I sew with treadle sewing machines, so if the power goes out, I can just keep on sewing. However, most of the time when I’m sewing I also need to iron, so I thought it would be nice to have a sad iron that I can heat up on the wood stove. I put off getting one, since it seemed silly to buy something I would only use once a year or so at the most, but then I realized that sad irons would also make perfect heavyweight pattern weights that I could use year round, so I went ahead and got some. Plus they are just fun to look at.
Most of the patterns I use are either pdfs printed onto printer paper or patterns traced onto butcher paper.
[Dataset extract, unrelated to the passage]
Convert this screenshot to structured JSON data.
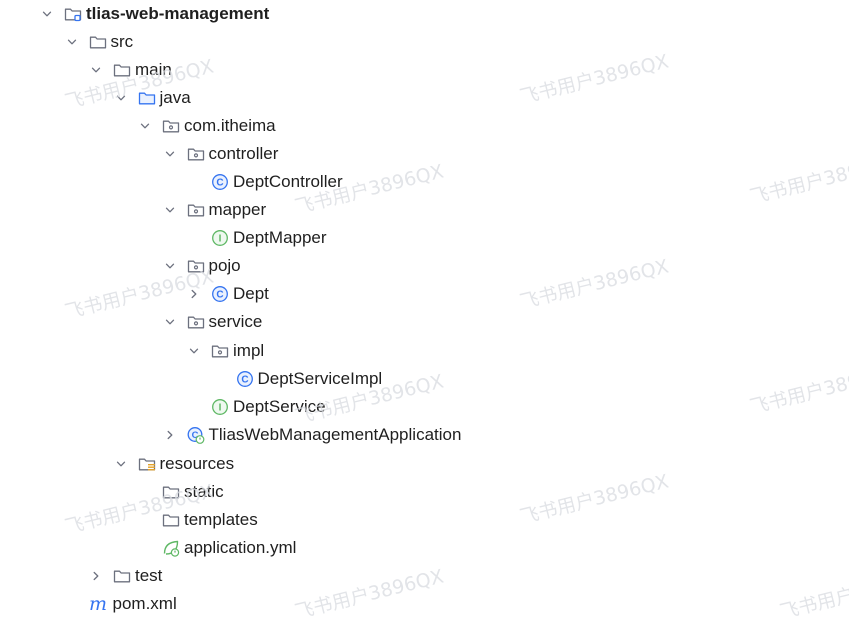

Pinning thicker paper onto fabric doesn’t work well at all, so I hold down patterns with weights, then either trace around the patterns or cut around them with scissors or a rotary cutter. I like to use small weights around the edges of the pattern, but for large pattern pieces, it’s also nice to have a couple of heavy pattern weights that hold the pattern firmly in place so there’s no chance the pattern will shift.
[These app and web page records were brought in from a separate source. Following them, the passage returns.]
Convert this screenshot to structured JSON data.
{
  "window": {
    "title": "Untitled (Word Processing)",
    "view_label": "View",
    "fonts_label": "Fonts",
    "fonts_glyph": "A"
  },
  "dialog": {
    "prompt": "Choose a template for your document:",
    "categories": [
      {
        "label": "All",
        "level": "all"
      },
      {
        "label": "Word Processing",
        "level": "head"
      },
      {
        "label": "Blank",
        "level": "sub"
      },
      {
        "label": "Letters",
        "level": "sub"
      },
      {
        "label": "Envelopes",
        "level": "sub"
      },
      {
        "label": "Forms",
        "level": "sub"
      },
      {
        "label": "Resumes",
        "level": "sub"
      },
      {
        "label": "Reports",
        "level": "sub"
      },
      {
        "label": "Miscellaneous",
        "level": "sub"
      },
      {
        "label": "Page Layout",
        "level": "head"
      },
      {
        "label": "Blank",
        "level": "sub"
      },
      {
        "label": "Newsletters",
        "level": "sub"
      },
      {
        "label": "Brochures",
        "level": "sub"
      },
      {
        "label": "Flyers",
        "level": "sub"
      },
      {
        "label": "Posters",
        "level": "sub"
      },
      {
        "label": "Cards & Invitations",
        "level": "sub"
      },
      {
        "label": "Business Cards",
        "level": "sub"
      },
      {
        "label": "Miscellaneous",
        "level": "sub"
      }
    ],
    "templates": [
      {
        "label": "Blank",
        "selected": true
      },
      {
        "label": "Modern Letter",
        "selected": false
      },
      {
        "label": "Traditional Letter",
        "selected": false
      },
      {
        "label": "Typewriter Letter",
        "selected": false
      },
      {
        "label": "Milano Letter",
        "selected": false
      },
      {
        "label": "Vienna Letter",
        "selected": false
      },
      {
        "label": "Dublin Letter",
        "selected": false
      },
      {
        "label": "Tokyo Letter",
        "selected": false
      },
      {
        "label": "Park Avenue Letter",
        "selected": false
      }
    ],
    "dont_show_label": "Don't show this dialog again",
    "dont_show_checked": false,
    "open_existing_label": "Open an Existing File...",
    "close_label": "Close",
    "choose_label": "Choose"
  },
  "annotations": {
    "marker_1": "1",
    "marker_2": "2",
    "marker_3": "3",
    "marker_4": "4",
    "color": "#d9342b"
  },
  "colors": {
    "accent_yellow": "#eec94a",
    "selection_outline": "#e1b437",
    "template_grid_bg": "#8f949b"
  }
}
I looked at new sad irons designed for off-grid users, and uh, no, I wasn’t going to pay that much for a single iron. Then I looked at antique sad irons on ebay, where there are some reasonable prices for sad irons (although shipping costs can be high), but also some sellers who seem to think that anything old is worth its weight in gold. I found my irons on the shopgoodwill auction site, and including shipping they ended up around $10 each, which is less than the prices I’ve seen for professional pattern weights.
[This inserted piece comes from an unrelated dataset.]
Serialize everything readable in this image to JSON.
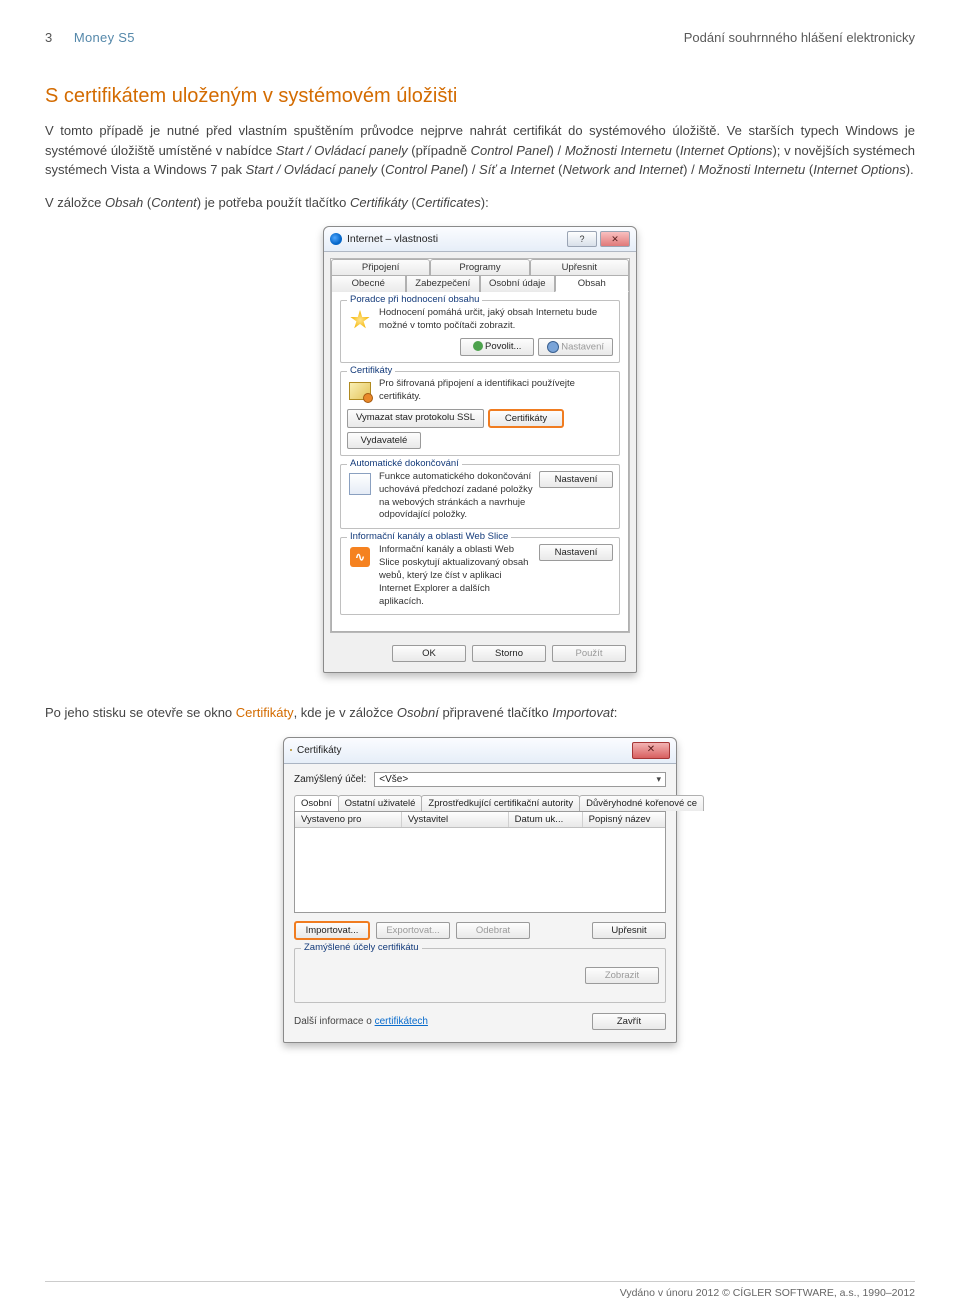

I got the kind of irons with attached iron handles, since the old wood ones tend to break. I also ended up with two bases for Asbestos brand irons. They are a little hard to pick up without handles, but the detachable handles are where the asbestos was, which I of course don’t want, so I’ll just have to be careful when I use those ones as pattern weights. They are 4.5 to 5 pounds each, so I’d probably break a toe if I dropped one on my foot.
The small iron on the right in the photo below looks like it will be perfect for the type of pressing I do while sewing – mostly pressing seam allowances and pressing up hems.
Sad irons are made from cast iron, so they rust if they are not properly seasoned. They are seasoned with oil just like you would season a cast iron cooking pan. Most of the irons I got were in pretty good shape, but I did have to use a pumice stone and a wire brush to get some rust off of a couple of them.
If the seasoning is done properly, you end up with a hard non-stick surface on the iron. The first time I tried seasoning my irons I didn’t do things right. I looked up directions for seasoning cast iron pans, so I thought I knew what to do. I rubbed palm oil on the irons, then baked them at 450° F for an hour and a half. I ended up with a sticky, greasy mess. The thick brown oil residue rubbed off, leaving brown stains, which obviously wasn’t going to work for ironing fabric.
I did some more research to figure out what I did wrong, and found this blog post on seasoning cast iron pans. It turns out that most of the directions you will find online for seasoning cast iron pans are flat-out wrong. The key to success is to use a very thin layer of flax oil, then bake at a high temperature. To get a thick enough coating, you repeat the process several times. I scrubbed the greasy brown residue off my irons and tried again with flax oil, with perfect results. The coating on the irons is black, hard, non-stick, and doesn’t rub off.
I have cast iron frying pans that I rarely use because food sticks to them, but I think I might re-season them too now that I know how to do it right.